Scout time series

I am analyzing seizure data from a clinician. I have used the tutorials to develop the protocol shown below in order to visualize the seizure activity through the volume of the brain. Image also shown below. I was looking through the scouts tutorial and would like to display the time series for my hippocampus scouts. I have been unable to do this with User scouts, Structures or Source model selected under the scouts tab. Does anyone know why?

  • Right click MRI: ICBM152 under anatomy > compute MNI transformation
  • Right click default anatomy folder > generate BEM surfaces (leave defaults)
  • Right clicked aseg atlas > less vertices > 15000
  • Double click aseg atlas _1520V > Scout > ctrl select R and L hippocampi > Scout > edit surface > keep only selected scouts
  • Ctrl select cortex_15002V and aseg atlas_15020V|keep > Merge surfaces
  • Rename cortex_mixed_Hipp
  • Exit figure
  • Double click cortex_mixed_Hipp
    • Scout > Scout > select Structures
    • Scout > Atlas > New atlas > Source model options
    • Ctrl select all structures > Scout > Scout > Set modeling options > Volume (This was selected rather than Deep brain, as the tutorial suggests, to view the activation within the volume rather than projecting to the surface)
  • Move to functional tab
  • For LTM1 then LTM2
    • Right clicked channel file > Add EEG positions > ICBM152>Generic>ASA 10-20 94
    • Right click Channel file > MRI registration > Edit… > Refine registration using head points, then project electrodes on scalp, save
  • Ctrl select LTM1 and LTM2 > right click, Compute head model > Custom source model > leave defaults
  • Checked source grids (volume and surface for both)
  • Computed noise covariance matrices for both subjects, block by block, using quietest section
    • LTM1 from Block 2 range 0-700s
    • LTM2 from Block 6 range 0-245s
  • Right clicked head model and computed sources for both LTM1 and LTM2
    • MNI > current density (MNE)
    • MNI > dSPM
    • MNI > sLORETA

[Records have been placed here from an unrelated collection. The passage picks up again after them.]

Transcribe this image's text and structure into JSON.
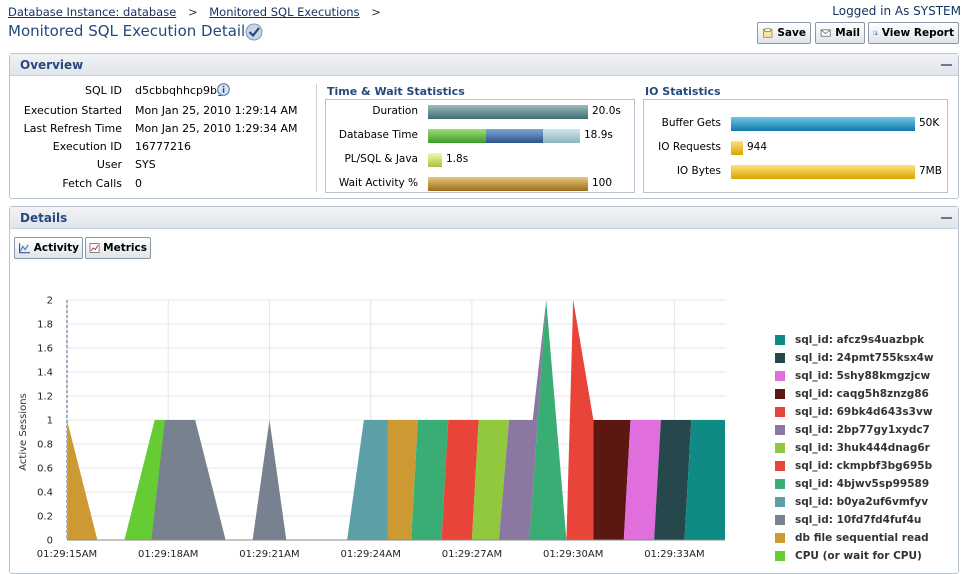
{
  "breadcrumb": {
    "items": [
      "Database Instance: database",
      "Monitored SQL Executions"
    ],
    "separator": ">"
  },
  "header": {
    "login": "Logged in As SYSTEM",
    "title": "Monitored SQL Execution Details"
  },
  "toolbar": {
    "save_label": "Save",
    "mail_label": "Mail",
    "report_label": "View Report"
  },
  "overview": {
    "title": "Overview",
    "fields": [
      {
        "label": "SQL ID",
        "value": "d5cbbqhhcp9bg"
      },
      {
        "label": "Execution Started",
        "value": "Mon Jan 25, 2010 1:29:14 AM"
      },
      {
        "label": "Last Refresh Time",
        "value": "Mon Jan 25, 2010 1:29:34 AM"
      },
      {
        "label": "Execution ID",
        "value": "16777216"
      },
      {
        "label": "User",
        "value": "SYS"
      },
      {
        "label": "Fetch Calls",
        "value": "0"
      }
    ],
    "time_wait": {
      "title": "Time & Wait Statistics",
      "rows": [
        {
          "label": "Duration",
          "value": "20.0s",
          "fraction": 1.0
        },
        {
          "label": "Database Time",
          "value": "18.9s",
          "fraction": 0.945
        },
        {
          "label": "PL/SQL & Java",
          "value": "1.8s",
          "fraction": 0.09
        },
        {
          "label": "Wait Activity %",
          "value": "100",
          "fraction": 1.0
        }
      ]
    },
    "io": {
      "title": "IO Statistics",
      "rows": [
        {
          "label": "Buffer Gets",
          "value": "50K",
          "fraction": 1.0
        },
        {
          "label": "IO Requests",
          "value": "944",
          "fraction": 0.06
        },
        {
          "label": "IO Bytes",
          "value": "7MB",
          "fraction": 1.0
        }
      ]
    }
  },
  "details": {
    "title": "Details",
    "tabs": [
      "Activity",
      "Metrics"
    ]
  },
  "chart_data": {
    "type": "area",
    "title": "",
    "xlabel": "",
    "ylabel": "Active Sessions",
    "ylim": [
      0,
      2
    ],
    "y_ticks": [
      "0",
      "0.2",
      "0.4",
      "0.6",
      "0.8",
      "1",
      "1.2",
      "1.4",
      "1.6",
      "1.8",
      "2"
    ],
    "x_ticks": [
      "01:29:15AM",
      "01:29:18AM",
      "01:29:21AM",
      "01:29:24AM",
      "01:29:27AM",
      "01:29:30AM",
      "01:29:33AM"
    ],
    "x_tick_seconds": [
      15,
      18,
      21,
      24,
      27,
      30,
      33
    ],
    "x_range_seconds": [
      15,
      34.5
    ],
    "grid": true,
    "legend_position": "right",
    "series": [
      {
        "name": "sql_id: afcz9s4uazbpk",
        "color": "#0f8a84",
        "points": [
          [
            33.3,
            0
          ],
          [
            33.5,
            1
          ],
          [
            34.5,
            1
          ],
          [
            34.5,
            0
          ]
        ]
      },
      {
        "name": "sql_id: 24pmt755ksx4w",
        "color": "#26484c",
        "points": [
          [
            32.4,
            0
          ],
          [
            32.6,
            1
          ],
          [
            33.5,
            1
          ],
          [
            33.3,
            0
          ]
        ]
      },
      {
        "name": "sql_id: 5shy88kmgzjcw",
        "color": "#e06edc",
        "points": [
          [
            31.5,
            0
          ],
          [
            31.7,
            1
          ],
          [
            32.6,
            1
          ],
          [
            32.4,
            0
          ]
        ]
      },
      {
        "name": "sql_id: caqg5h8znzg86",
        "color": "#5c1810",
        "points": [
          [
            30.6,
            0
          ],
          [
            30.6,
            1
          ],
          [
            31.7,
            1
          ],
          [
            31.5,
            0
          ]
        ]
      },
      {
        "name": "sql_id: 69bk4d643s3vw",
        "color": "#e8443a",
        "points": [
          [
            30.0,
            2
          ],
          [
            30.6,
            1
          ],
          [
            30.6,
            0
          ],
          [
            29.8,
            0
          ]
        ]
      },
      {
        "name": "sql_id: 2bp77gy1xydc7",
        "color": "#8c77a3",
        "points": [
          [
            27.8,
            0
          ],
          [
            28.1,
            1
          ],
          [
            28.8,
            1
          ],
          [
            29.2,
            2
          ],
          [
            28.7,
            0
          ]
        ]
      },
      {
        "name": "sql_id: 3huk444dnag6r",
        "color": "#92c83e",
        "points": [
          [
            27.0,
            0
          ],
          [
            27.2,
            1
          ],
          [
            28.1,
            1
          ],
          [
            27.8,
            0
          ]
        ]
      },
      {
        "name": "sql_id: ckmpbf3bg695b",
        "color": "#e8443a",
        "points": [
          [
            26.1,
            0
          ],
          [
            26.3,
            1
          ],
          [
            27.2,
            1
          ],
          [
            27.0,
            0
          ]
        ]
      },
      {
        "name": "sql_id: 4bjwv5sp99589",
        "color": "#3aad74",
        "points": [
          [
            25.2,
            0
          ],
          [
            25.4,
            1
          ],
          [
            26.3,
            1
          ],
          [
            26.1,
            0
          ],
          [
            28.7,
            0
          ],
          [
            29.2,
            2
          ],
          [
            29.8,
            0
          ]
        ]
      },
      {
        "name": "sql_id: b0ya2uf6vmfyv",
        "color": "#5c9fa6",
        "points": [
          [
            23.3,
            0
          ],
          [
            23.8,
            1
          ],
          [
            24.5,
            1
          ],
          [
            24.5,
            0
          ]
        ]
      },
      {
        "name": "sql_id: 10fd7fd4fuf4u",
        "color": "#77818f",
        "points": [
          [
            17.5,
            0
          ],
          [
            17.9,
            1
          ],
          [
            18.8,
            1
          ],
          [
            19.7,
            0
          ],
          [
            20.5,
            0
          ],
          [
            21.0,
            1
          ],
          [
            21.5,
            0
          ]
        ]
      },
      {
        "name": "db file sequential read",
        "color": "#cc9933",
        "points": [
          [
            15.0,
            0
          ],
          [
            15.0,
            1
          ],
          [
            15.9,
            0
          ],
          [
            24.1,
            0
          ],
          [
            24.5,
            1
          ],
          [
            25.4,
            1
          ],
          [
            25.2,
            0
          ]
        ]
      },
      {
        "name": "CPU (or wait for CPU)",
        "color": "#66cc33",
        "points": [
          [
            16.7,
            0
          ],
          [
            17.6,
            1
          ],
          [
            17.9,
            1
          ],
          [
            18.8,
            0
          ]
        ]
      }
    ]
  }
}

These "mixed head models" are interesting only for applying different constraints of location and orientation to the sources in the various brain structures. If you use "volume" for everything, there is really no point on using them.

I recommend you use instead volume head models. This will be much easier to compute and visualize, and less prone to errors of manipulation or interpretation.

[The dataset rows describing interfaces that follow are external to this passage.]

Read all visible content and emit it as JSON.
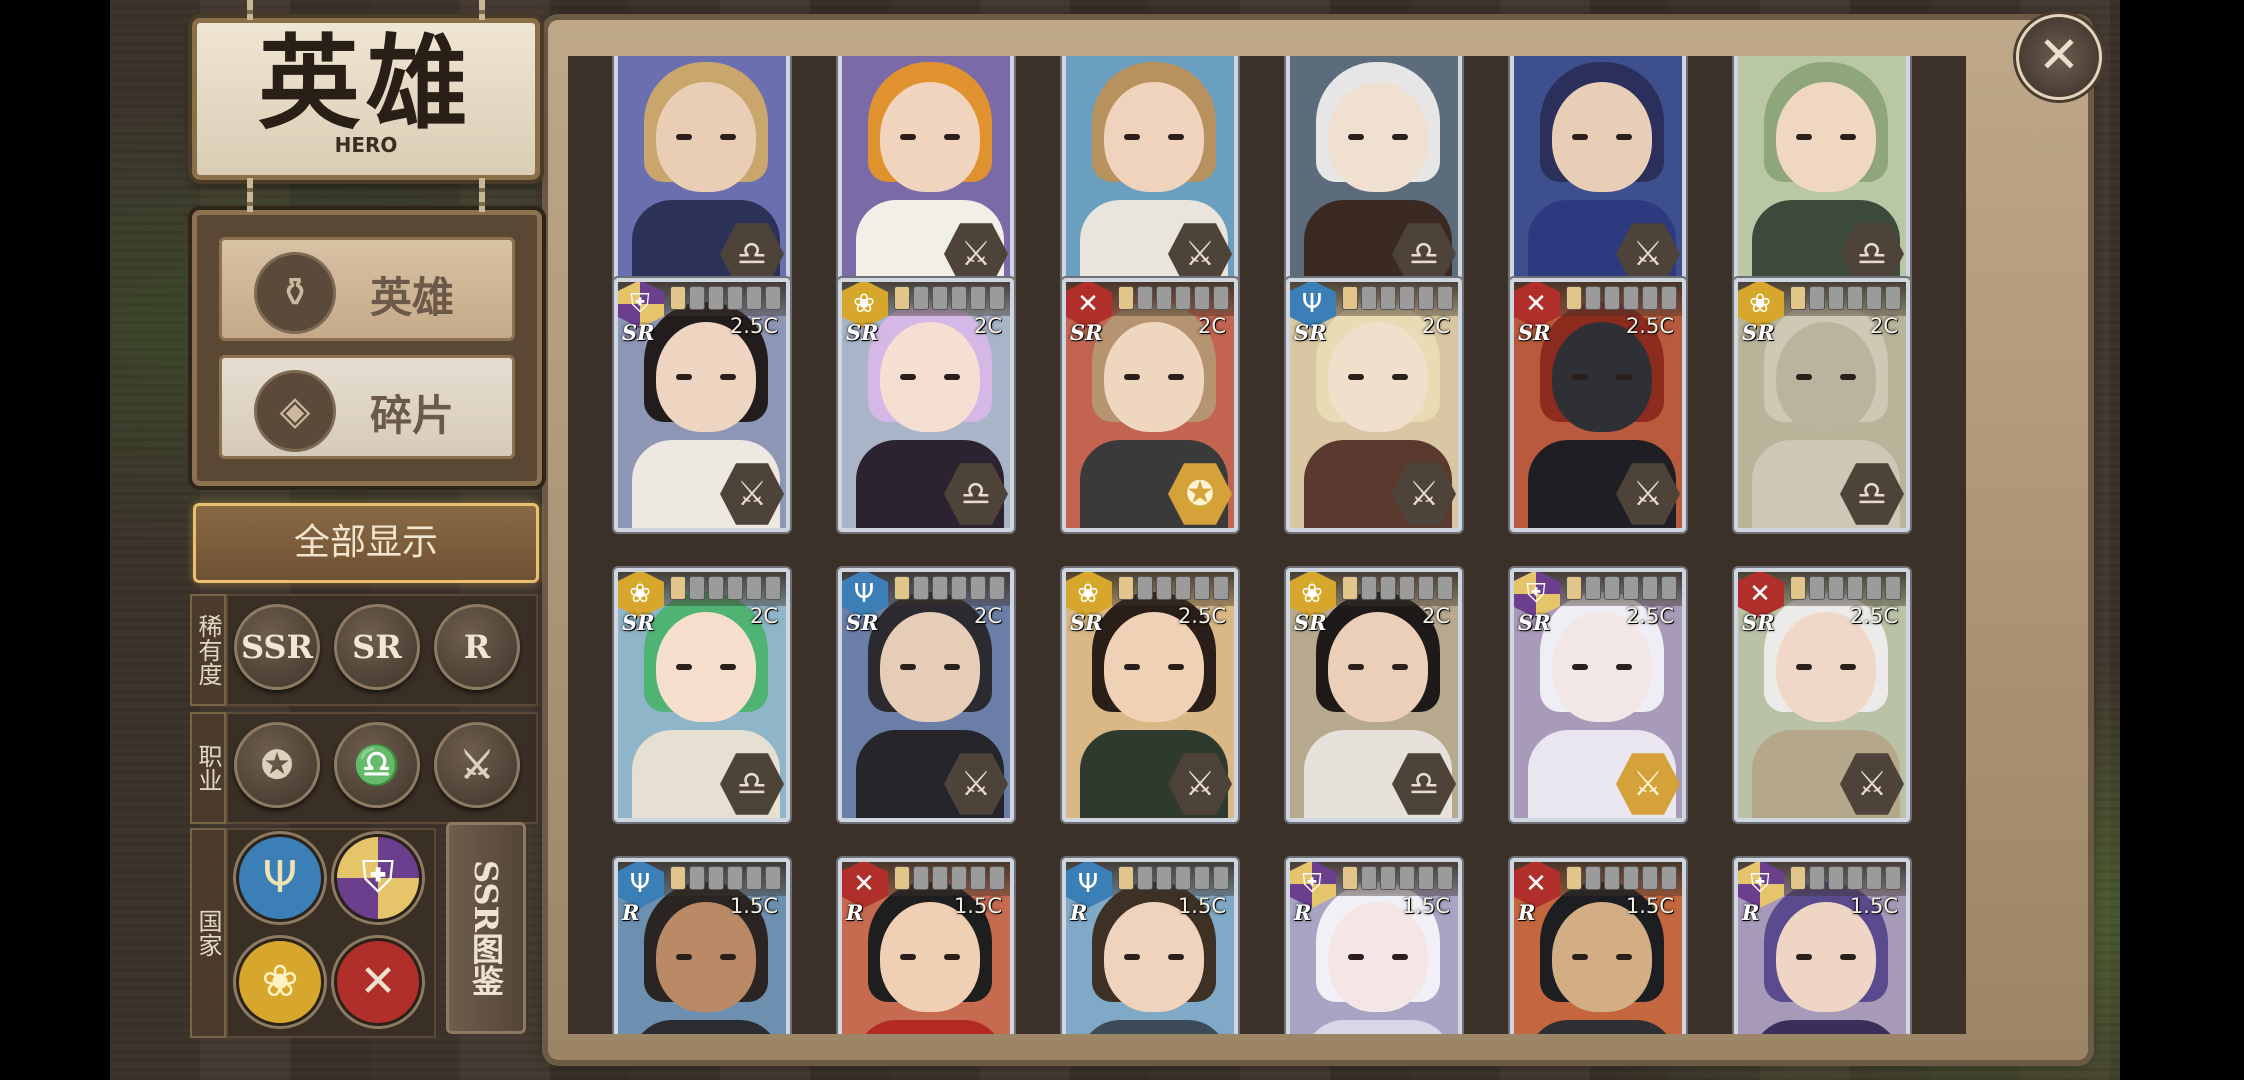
{
  "title": {
    "zh": "英雄",
    "en": "HERO"
  },
  "tabs": [
    {
      "label": "英雄",
      "icon": "bottle-icon"
    },
    {
      "label": "碎片",
      "icon": "shard-icon"
    }
  ],
  "show_all_label": "全部显示",
  "filters": {
    "rarity": {
      "label": "稀有度",
      "options": [
        "SSR",
        "SR",
        "R"
      ]
    },
    "class": {
      "label": "职业",
      "options": [
        "pentagram-icon",
        "horn-icon",
        "crossed-swords-icon"
      ]
    },
    "nation": {
      "label": "国家",
      "options": [
        "trident-nation-icon",
        "shield-nation-icon",
        "lotus-nation-icon",
        "crossed-weapons-nation-icon"
      ]
    }
  },
  "ssr_dex_label": "SSR图鉴",
  "close_icon": "close-icon",
  "colors": {
    "frame_silver": "#cfd6e0",
    "class_gold": "#d5a23a",
    "show_all_glow": "#e9c06e"
  },
  "cards": [
    {
      "rarity": "",
      "cost": "",
      "faction": "",
      "class": "horn",
      "bg": "#6a6fb0",
      "hair": "#c9a66b",
      "skin": "#e9cdb4",
      "body": "#2c3158",
      "stars": 0,
      "partial": true
    },
    {
      "rarity": "",
      "cost": "",
      "faction": "",
      "class": "swords",
      "bg": "#7a6aa8",
      "hair": "#e0922e",
      "skin": "#f0d4bd",
      "body": "#f2eee8",
      "stars": 0,
      "partial": true
    },
    {
      "rarity": "",
      "cost": "",
      "faction": "",
      "class": "swords",
      "bg": "#6a9fc0",
      "hair": "#b7915e",
      "skin": "#efd3bc",
      "body": "#e9e4dc",
      "stars": 0,
      "partial": true
    },
    {
      "rarity": "",
      "cost": "",
      "faction": "",
      "class": "horn",
      "bg": "#5d6c7d",
      "hair": "#e6e6e6",
      "skin": "#efe0d2",
      "body": "#3a2a22",
      "stars": 0,
      "partial": true
    },
    {
      "rarity": "",
      "cost": "",
      "faction": "",
      "class": "swords",
      "bg": "#3d4f8c",
      "hair": "#2b2f5c",
      "skin": "#e8cdb7",
      "body": "#2d3a80",
      "stars": 0,
      "partial": true
    },
    {
      "rarity": "",
      "cost": "",
      "faction": "",
      "class": "horn",
      "bg": "#b9c7a4",
      "hair": "#8ea67a",
      "skin": "#efd7c1",
      "body": "#3c4a3c",
      "stars": 0,
      "partial": true
    },
    {
      "rarity": "SR",
      "cost": "2.5C",
      "faction": "shield",
      "class": "swords",
      "bg": "#8e96b6",
      "hair": "#231c1c",
      "skin": "#eed5c1",
      "body": "#ede8e2",
      "stars": 1
    },
    {
      "rarity": "SR",
      "cost": "2C",
      "faction": "lotus",
      "class": "horn",
      "bg": "#a9b4c8",
      "hair": "#d6b8e6",
      "skin": "#f4dfd2",
      "body": "#2b2430",
      "stars": 1
    },
    {
      "rarity": "SR",
      "cost": "2C",
      "faction": "weapons",
      "class": "pentagram",
      "bg": "#c26450",
      "hair": "#b69472",
      "skin": "#efd6bf",
      "body": "#3a3a3a",
      "stars": 1,
      "gold_class": true
    },
    {
      "rarity": "SR",
      "cost": "2C",
      "faction": "trident",
      "class": "swords",
      "bg": "#d9c7a3",
      "hair": "#e9dcb4",
      "skin": "#f1dfcb",
      "body": "#5a3a2e",
      "stars": 1
    },
    {
      "rarity": "SR",
      "cost": "2.5C",
      "faction": "weapons",
      "class": "swords",
      "bg": "#b95a3c",
      "hair": "#8d2b1f",
      "skin": "#2f2f36",
      "body": "#1e1e24",
      "stars": 1
    },
    {
      "rarity": "SR",
      "cost": "2C",
      "faction": "lotus",
      "class": "horn",
      "bg": "#b8b49a",
      "hair": "#cfc8b4",
      "skin": "#bab49e",
      "body": "#cfc7b5",
      "stars": 1
    },
    {
      "rarity": "SR",
      "cost": "2C",
      "faction": "lotus",
      "class": "horn",
      "bg": "#8fb6c8",
      "hair": "#4fb374",
      "skin": "#f5dfcc",
      "body": "#e6e0d2",
      "stars": 1
    },
    {
      "rarity": "SR",
      "cost": "2C",
      "faction": "trident",
      "class": "swords",
      "bg": "#6a7ea8",
      "hair": "#2a2a30",
      "skin": "#e6cdb8",
      "body": "#25252b",
      "stars": 1
    },
    {
      "rarity": "SR",
      "cost": "2.5C",
      "faction": "lotus",
      "class": "swords",
      "bg": "#d9b885",
      "hair": "#2a1e18",
      "skin": "#efd2b6",
      "body": "#2f3a2e",
      "stars": 1
    },
    {
      "rarity": "SR",
      "cost": "2C",
      "faction": "lotus",
      "class": "horn",
      "bg": "#b6a98e",
      "hair": "#1f1a1a",
      "skin": "#eccfb8",
      "body": "#e6e1da",
      "stars": 1
    },
    {
      "rarity": "SR",
      "cost": "2.5C",
      "faction": "shield",
      "class": "swords",
      "bg": "#a79bb9",
      "hair": "#f0eef5",
      "skin": "#f3e6e6",
      "body": "#e9e6ef",
      "stars": 1,
      "gold_class": true
    },
    {
      "rarity": "SR",
      "cost": "2.5C",
      "faction": "weapons",
      "class": "swords",
      "bg": "#b9c2a4",
      "hair": "#ecebea",
      "skin": "#efd8c7",
      "body": "#b5a88a",
      "stars": 1
    },
    {
      "rarity": "R",
      "cost": "1.5C",
      "faction": "trident",
      "class": "swords",
      "bg": "#6d90b0",
      "hair": "#2a2522",
      "skin": "#b98a65",
      "body": "#2c2c30",
      "stars": 1,
      "partial": true
    },
    {
      "rarity": "R",
      "cost": "1.5C",
      "faction": "weapons",
      "class": "swords",
      "bg": "#c66a50",
      "hair": "#1e1e1e",
      "skin": "#efd0b4",
      "body": "#b22a22",
      "stars": 1,
      "partial": true
    },
    {
      "rarity": "R",
      "cost": "1.5C",
      "faction": "trident",
      "class": "swords",
      "bg": "#7fa9c6",
      "hair": "#3d3025",
      "skin": "#efd3bd",
      "body": "#3d4a58",
      "stars": 1,
      "partial": true
    },
    {
      "rarity": "R",
      "cost": "1.5C",
      "faction": "shield",
      "class": "swords",
      "bg": "#a7a4c4",
      "hair": "#f1f0f6",
      "skin": "#f4e6e4",
      "body": "#d9d6e8",
      "stars": 1,
      "partial": true
    },
    {
      "rarity": "R",
      "cost": "1.5C",
      "faction": "weapons",
      "class": "swords",
      "bg": "#c5673e",
      "hair": "#1c1e22",
      "skin": "#d3ae85",
      "body": "#2d2f33",
      "stars": 1,
      "partial": true
    },
    {
      "rarity": "R",
      "cost": "1.5C",
      "faction": "shield",
      "class": "swords",
      "bg": "#a79ab9",
      "hair": "#5a4a8e",
      "skin": "#efd5c4",
      "body": "#3a2e5a",
      "stars": 1,
      "partial": true
    }
  ]
}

I did notice that and tried another protocol where I simply used the cortex and set its modeling option to volume. The tutorial you suggested I have done previously and moved away from because I wanted to view points throughout the depth of the brain, rather than have the sources projected to the surface. It was much faster though. I will be sure to use that one when we begin applying location and orientation constraints. Thank you Francois.

The tutorial I indicated just now has nothing to do with surfaces.
Please make sure you actually read the references we give you on this forum, otherwise this is not very useful that we spend time in replying.

You are right. I have been trying a number of protocols with my data to visualize it and investigate different aspects, and I got them mixed up. I moved away from the volume source protocol and began working with the structures set to volume atlases in order to visualize the sources as a 3D matrix of points. We felt this would be a more powerful way to show the clinician the analyses.

I apologize that you feel I have wasted your time. That was not my intent. I did read over tutorials and attempt to troubleshoot in the GUI before each post to the forum, however I was clearly missing a great deal. I will read back through the tutorials for a deeper understanding and read more on the methods as a whole so that I may better troubleshoot in the future.

Thank you for all your help and for the great software you have provided us.

No problem, we're here to help :slight_smile:
When reading the tutorials, our recommendation is that you actually follow them using the example dataset provided with each tutorial, starting with all the introduction tutorials (at least until #23 for source analysis). Reproducing is definitely the best way to learn.
There are also additional readings suggested on the main tutorial page, and at the end of many tutorials.

In my experience, clinicians are more comfortable with volume source maps (, either slice by slice (possibly using the contact sheet display) or as a "glass brain" (MIP checkboxes selected in the MRI viewer).
Making videos with multiple views is also something popular:

For EEG and clinical data, make sure you also follow this one: